Extracted data entries
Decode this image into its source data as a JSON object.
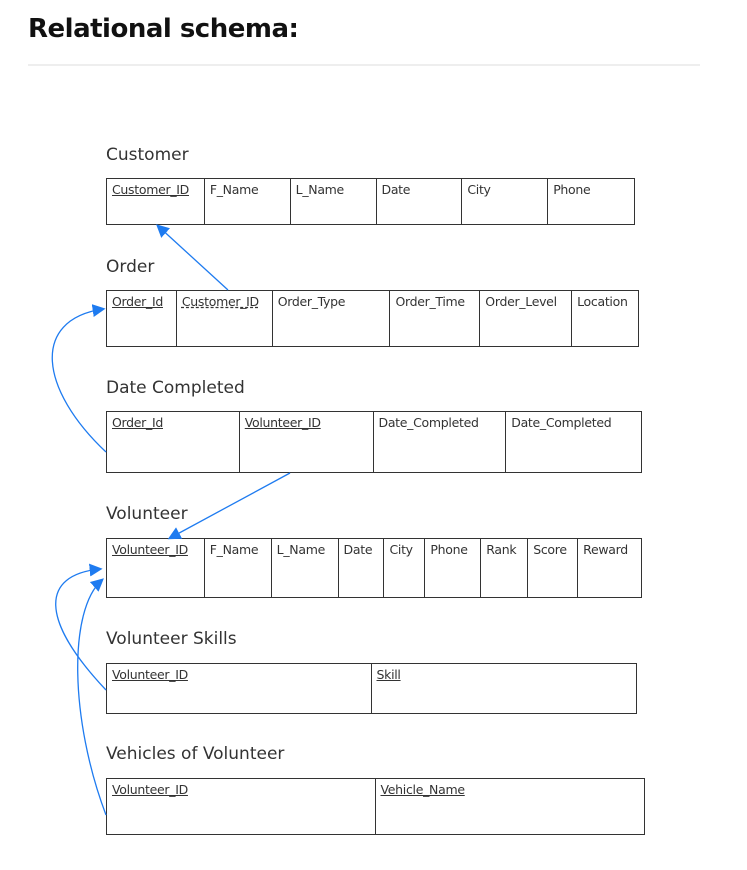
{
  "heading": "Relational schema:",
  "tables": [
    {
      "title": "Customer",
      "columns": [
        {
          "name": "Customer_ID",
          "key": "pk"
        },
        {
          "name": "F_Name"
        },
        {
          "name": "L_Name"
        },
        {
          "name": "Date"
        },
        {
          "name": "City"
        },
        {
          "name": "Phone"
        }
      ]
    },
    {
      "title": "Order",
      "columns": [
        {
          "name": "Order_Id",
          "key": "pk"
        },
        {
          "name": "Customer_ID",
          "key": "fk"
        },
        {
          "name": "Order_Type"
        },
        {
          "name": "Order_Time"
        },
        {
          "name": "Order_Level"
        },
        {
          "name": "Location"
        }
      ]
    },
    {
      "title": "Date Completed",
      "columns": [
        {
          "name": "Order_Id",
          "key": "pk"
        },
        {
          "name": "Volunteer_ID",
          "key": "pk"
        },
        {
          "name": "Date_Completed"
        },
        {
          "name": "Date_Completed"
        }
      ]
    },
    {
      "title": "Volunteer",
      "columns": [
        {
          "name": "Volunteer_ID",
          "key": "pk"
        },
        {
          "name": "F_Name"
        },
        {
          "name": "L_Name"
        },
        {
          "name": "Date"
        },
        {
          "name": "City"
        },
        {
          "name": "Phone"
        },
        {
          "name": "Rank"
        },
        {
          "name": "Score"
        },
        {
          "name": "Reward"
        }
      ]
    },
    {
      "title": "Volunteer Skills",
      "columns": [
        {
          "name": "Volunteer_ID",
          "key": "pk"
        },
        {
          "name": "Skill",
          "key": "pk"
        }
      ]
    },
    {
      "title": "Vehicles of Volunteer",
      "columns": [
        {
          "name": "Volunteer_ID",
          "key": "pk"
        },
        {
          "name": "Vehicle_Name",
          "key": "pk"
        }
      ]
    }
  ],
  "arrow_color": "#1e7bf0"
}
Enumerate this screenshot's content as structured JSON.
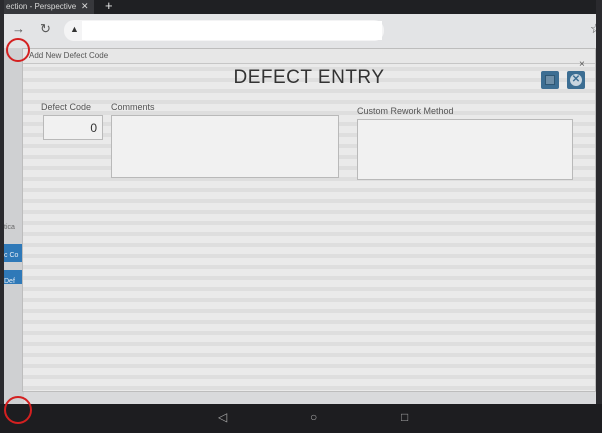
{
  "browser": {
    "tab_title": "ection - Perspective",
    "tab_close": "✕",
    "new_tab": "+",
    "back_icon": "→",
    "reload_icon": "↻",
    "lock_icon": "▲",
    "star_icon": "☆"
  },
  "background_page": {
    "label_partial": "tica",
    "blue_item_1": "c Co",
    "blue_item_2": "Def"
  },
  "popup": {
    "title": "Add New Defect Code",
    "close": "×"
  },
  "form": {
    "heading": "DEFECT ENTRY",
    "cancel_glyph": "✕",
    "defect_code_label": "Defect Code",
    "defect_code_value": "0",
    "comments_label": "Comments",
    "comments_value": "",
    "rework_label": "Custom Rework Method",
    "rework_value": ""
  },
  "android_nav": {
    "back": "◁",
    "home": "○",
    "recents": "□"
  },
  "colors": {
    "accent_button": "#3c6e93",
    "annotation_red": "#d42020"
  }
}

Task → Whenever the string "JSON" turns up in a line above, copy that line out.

Result for this exercise →
Decode this image into its source data as a JSON object.
Enumerate this screenshot's content as structured JSON.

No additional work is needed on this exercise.